  •  Piketty’s claims about capital accumulation are contradicted by his own charts...
Read the rest here.


  1. "For an opinion has now become established, pernicious to us, and pernicious to the republic, which has been the common talk of every one, not only at Rome, but among foreign nations also, that in the courts of law as they exist at present, no wealthy man, however guilty he may be, can possibly be convicted." Cicero, In Verrem

  2. Krugman misinformed? Who could have guessed?

  3. One of my clients, who has a degree in economics, who thinks the book is correct, is struggling to get through the 600 pages. More proof (in my mind) that the only reason it is #1 is because it is being purchased en masse by g'mint agents.

  4. ZIRP Era in Pictures

    Zero Interest Rate Policy (ZIRP) was instigated by a credit induced collapse of the US financial system and perpetuated in December of 2008 by desperate financial policy makers as a fix to problems they created in the first place.

    In reality, it is simply an epic distortion of normal economic signals that cleaned up the mess created by previous policy distortions (like the commercial credit bubble of the Greenspan era) by systematically (5+ years and running) main lining new distortions into the system.

  5. Excerpt (pp 160-164)

    The behavior of selected individuals and institutions needs to be exposed and properly adjudicated if capitalism is to exorcise the cronyism that was core to the fraud. James K. Galbraith, the chair in government and business relations at the University of Texas at Austin, understood this. Galbraith addressed the Senate Judiciary Committee’s Subcommittee on Crime in mid-2010 and laid out the shortcomings behind and the fallout from our economic crisis. His exquisitely detailed testimony skewered his own profession, the study of economic theory, for its failure to properly delve into and understand systemic financial frauds. In point of fact, leading into the current crisis, Wall Street curried favor with academics by paying them to produce research supportive of practices and market developments central to the perpetuation of fraud.

    isn't fraud a tax on the rest of us?

    so what do you do...let the fraudsters keep their ill gotten gains?

  6. Isn't this the real problem?

    Cherie Blair, the oil tycoon and jobs for Blairites in poor Albania
    The Balkan country is proving a fruitful source of work for Blairites with a legal contract for Mrs Blair and a job for Alastair Campbell's nephew in the office of the Albanian PM

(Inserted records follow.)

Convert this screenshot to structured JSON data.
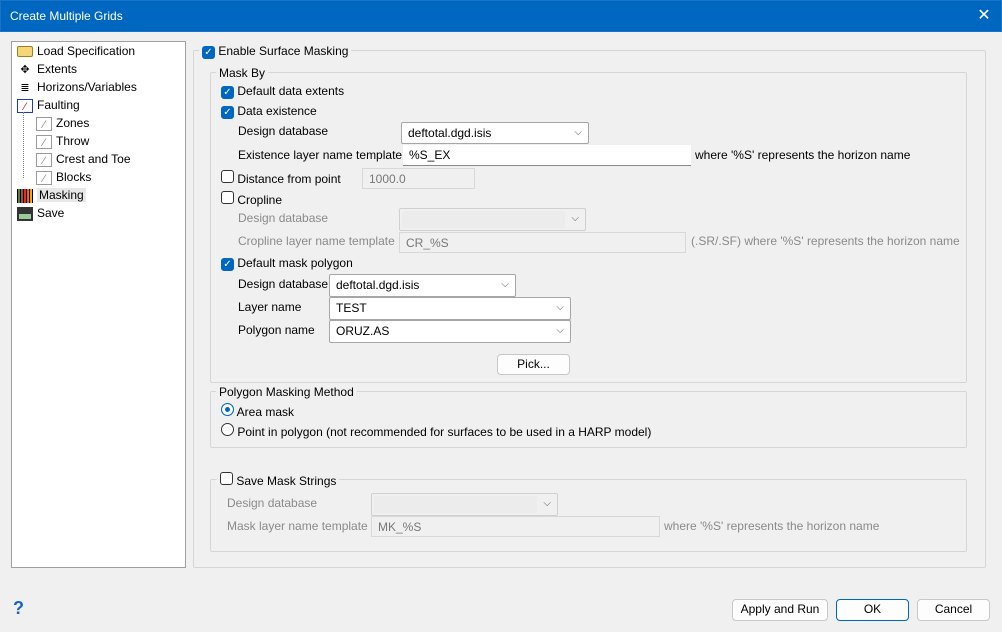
{
  "window": {
    "title": "Create Multiple Grids",
    "close": "✕"
  },
  "tree": [
    {
      "label": "Load Specification",
      "icon": "folder-icon"
    },
    {
      "label": "Extents",
      "icon": "move-arrows-icon"
    },
    {
      "label": "Horizons/Variables",
      "icon": "layers-icon"
    },
    {
      "label": "Faulting",
      "icon": "fault-icon"
    },
    {
      "label": "Zones",
      "icon": "fault-icon"
    },
    {
      "label": "Throw",
      "icon": "fault-icon"
    },
    {
      "label": "Crest and Toe",
      "icon": "fault-icon"
    },
    {
      "label": "Blocks",
      "icon": "fault-icon"
    },
    {
      "label": "Masking",
      "icon": "grid-mask-icon"
    },
    {
      "label": "Save",
      "icon": "save-icon"
    }
  ],
  "enable": {
    "label": "Enable Surface Masking",
    "checked": true
  },
  "mask_by": {
    "title": "Mask By",
    "default_extents": {
      "label": "Default data extents",
      "checked": true
    },
    "data_existence": {
      "label": "Data existence",
      "checked": true,
      "db_label": "Design database",
      "db_value": "deftotal.dgd.isis",
      "tmpl_label": "Existence layer name template",
      "tmpl_value": "%S_EX",
      "note": "where '%S' represents the horizon name"
    },
    "distance": {
      "label": "Distance from point",
      "checked": false,
      "value": "1000.0"
    },
    "cropline": {
      "label": "Cropline",
      "checked": false,
      "db_label": "Design database",
      "db_value": "",
      "tmpl_label": "Cropline layer name template",
      "tmpl_value": "CR_%S",
      "note": "(.SR/.SF) where '%S' represents the horizon name"
    },
    "polygon": {
      "label": "Default mask polygon",
      "checked": true,
      "db_label": "Design database",
      "db_value": "deftotal.dgd.isis",
      "layer_label": "Layer name",
      "layer_value": "TEST",
      "poly_label": "Polygon name",
      "poly_value": "ORUZ.AS",
      "pick": "Pick..."
    }
  },
  "method": {
    "title": "Polygon Masking Method",
    "area": "Area mask",
    "point": "Point in polygon (not recommended for surfaces to be used in a HARP model)",
    "selected": "area"
  },
  "save_strings": {
    "label": "Save Mask Strings",
    "checked": false,
    "db_label": "Design database",
    "db_value": "",
    "tmpl_label": "Mask layer name template",
    "tmpl_value": "MK_%S",
    "note": "where '%S' represents the horizon name"
  },
  "footer": {
    "help": "?",
    "apply": "Apply and Run",
    "ok": "OK",
    "cancel": "Cancel"
  }
}
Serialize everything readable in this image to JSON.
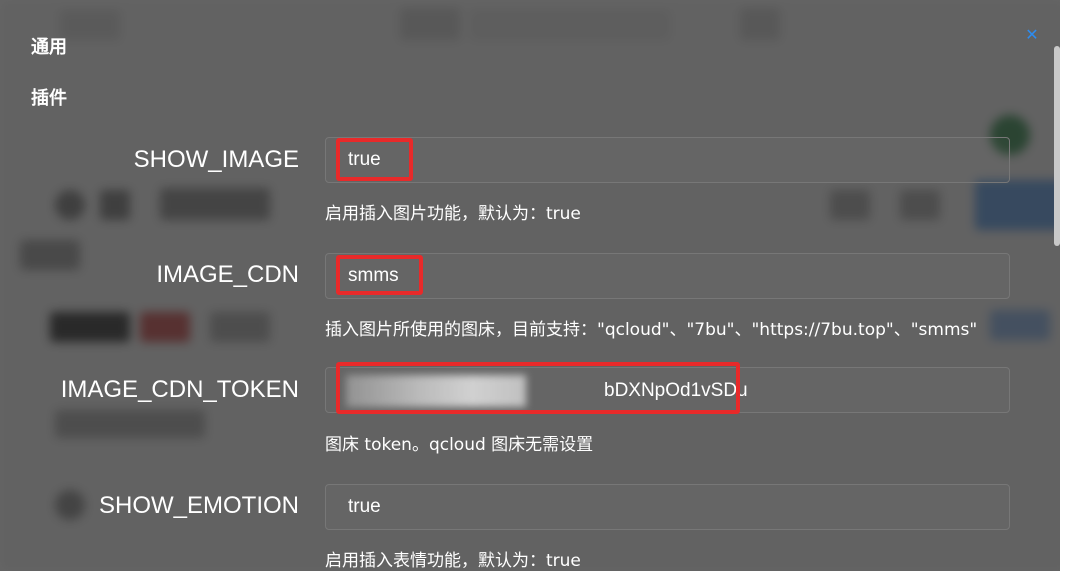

    Mrs Blair was awarded a contract worth £300,000 to advise the Albanian government after making friends with the wife of the Balkan country’s then prime minister while in Downing Street.

    Mrs Blair, best known in the legal world as a human rights lawyer, acted for Albania in a billion dollar oil dispute with an American energy firm.

    Mr Blair subsequently became an adviser to the current Albanian government. James Naish, Mr Campbell’s 25-year-old nephew, also works as an adviser in the office of Edi Rama, Albania’s prime minister.